LINDA O. MCMURRY
The lynchings of Thomas Moss, Calvin McDowell, and Will Stewart in March 1892 were not significant for their rarity--that year at least 158 other African Americans were killed by angry mobs for alleged offenses against white society. The location of the lynchings in Memphis, Tennessee, was also not remarkable; seventeen other black Tennesseans were lynched that year and forty-six African Americans had been killed in an 1866 race riot in Memphis. The three deaths assumed a special importance mostly because of their impact on the young journalist, Ida B. Wells. She knew all three men and was godmother to Moss's daughter. Outraged by the murder of her friends, Wells mobilized her considerable talents and energies to battle the evil of mob violence. Thus began the perfect marriage of an individual and a cause.
Born to slave parents on 16 July 1862, in Holly Springs, Mississippi, Wells was the eldest of seven children. In 1878 her parents, James Wells and Lizzie Bell, and one sibling died in a yellow fever epidemic. Wells returned from Shaw (later Rust) University and rejected plans to divide the remaining children among friends and relatives. Instead, at the age of sixteen, she assumed responsibility for her brothers and sisters and became head of the household. She began teaching and eventually moved to Memphis, where she participated in the rich cultural life of the black elite. There she might have led a conventional life but for her temperament and a series of events.

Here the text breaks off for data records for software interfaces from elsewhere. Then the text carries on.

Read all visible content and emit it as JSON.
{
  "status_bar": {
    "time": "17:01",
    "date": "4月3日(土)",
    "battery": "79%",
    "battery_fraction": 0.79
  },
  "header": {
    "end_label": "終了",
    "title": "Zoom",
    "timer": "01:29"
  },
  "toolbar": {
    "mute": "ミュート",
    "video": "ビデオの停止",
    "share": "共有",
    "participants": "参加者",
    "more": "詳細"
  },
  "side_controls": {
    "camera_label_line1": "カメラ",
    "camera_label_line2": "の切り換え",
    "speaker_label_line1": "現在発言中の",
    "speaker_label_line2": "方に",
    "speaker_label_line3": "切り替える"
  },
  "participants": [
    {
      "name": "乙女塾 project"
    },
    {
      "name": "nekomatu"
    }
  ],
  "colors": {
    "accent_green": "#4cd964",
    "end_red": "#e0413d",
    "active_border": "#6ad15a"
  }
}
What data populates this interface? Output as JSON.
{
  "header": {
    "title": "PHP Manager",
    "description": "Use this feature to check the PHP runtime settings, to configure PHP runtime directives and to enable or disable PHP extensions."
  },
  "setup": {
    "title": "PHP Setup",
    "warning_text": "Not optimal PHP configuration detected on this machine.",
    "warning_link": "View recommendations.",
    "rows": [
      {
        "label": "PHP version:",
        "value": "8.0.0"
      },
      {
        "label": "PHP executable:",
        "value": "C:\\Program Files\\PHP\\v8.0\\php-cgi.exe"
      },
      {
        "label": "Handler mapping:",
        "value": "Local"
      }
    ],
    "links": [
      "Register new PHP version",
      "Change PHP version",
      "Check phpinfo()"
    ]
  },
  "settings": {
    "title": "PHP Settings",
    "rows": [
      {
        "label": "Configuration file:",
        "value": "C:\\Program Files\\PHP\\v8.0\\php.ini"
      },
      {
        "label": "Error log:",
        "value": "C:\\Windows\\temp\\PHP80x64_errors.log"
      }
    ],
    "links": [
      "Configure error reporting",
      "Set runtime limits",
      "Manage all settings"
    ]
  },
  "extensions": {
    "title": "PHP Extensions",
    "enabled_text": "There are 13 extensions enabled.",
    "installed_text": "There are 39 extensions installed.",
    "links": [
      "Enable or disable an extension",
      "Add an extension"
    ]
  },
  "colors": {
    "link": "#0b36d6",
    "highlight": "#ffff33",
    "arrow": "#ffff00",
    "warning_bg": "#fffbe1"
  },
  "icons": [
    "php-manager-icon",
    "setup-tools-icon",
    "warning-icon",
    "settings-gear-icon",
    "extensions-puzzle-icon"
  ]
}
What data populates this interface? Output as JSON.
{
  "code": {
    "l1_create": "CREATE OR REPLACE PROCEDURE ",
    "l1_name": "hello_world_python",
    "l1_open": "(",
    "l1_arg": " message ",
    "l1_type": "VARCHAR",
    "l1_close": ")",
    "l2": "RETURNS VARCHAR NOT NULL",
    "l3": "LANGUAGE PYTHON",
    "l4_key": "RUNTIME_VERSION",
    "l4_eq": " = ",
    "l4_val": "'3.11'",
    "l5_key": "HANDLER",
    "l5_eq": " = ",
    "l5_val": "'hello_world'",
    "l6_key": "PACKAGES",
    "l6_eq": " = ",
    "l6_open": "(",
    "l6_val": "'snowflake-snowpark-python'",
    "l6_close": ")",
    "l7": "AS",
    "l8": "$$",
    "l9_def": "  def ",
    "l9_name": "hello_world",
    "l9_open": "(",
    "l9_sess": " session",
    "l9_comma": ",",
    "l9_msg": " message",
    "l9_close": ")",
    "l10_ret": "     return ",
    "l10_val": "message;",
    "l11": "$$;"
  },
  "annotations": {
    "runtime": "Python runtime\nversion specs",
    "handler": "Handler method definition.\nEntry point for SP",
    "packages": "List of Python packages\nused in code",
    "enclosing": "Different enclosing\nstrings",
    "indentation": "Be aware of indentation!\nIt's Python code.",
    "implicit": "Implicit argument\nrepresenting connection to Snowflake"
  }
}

The first event occurred on 4 May 1884, when a conductor asked Wells to leave the ladies' car of a train. She refused, then bit him on the hand when he sought to remove her forcibly, and finally sued the railroad. She won the suit, lost it on appeal, and launched her career as a journalist and a firebrand. Wells became a partner and editor of the Memphis Free Speech and Headlight in 1889. She also taught until 1891, when she was dismissed after criticizing the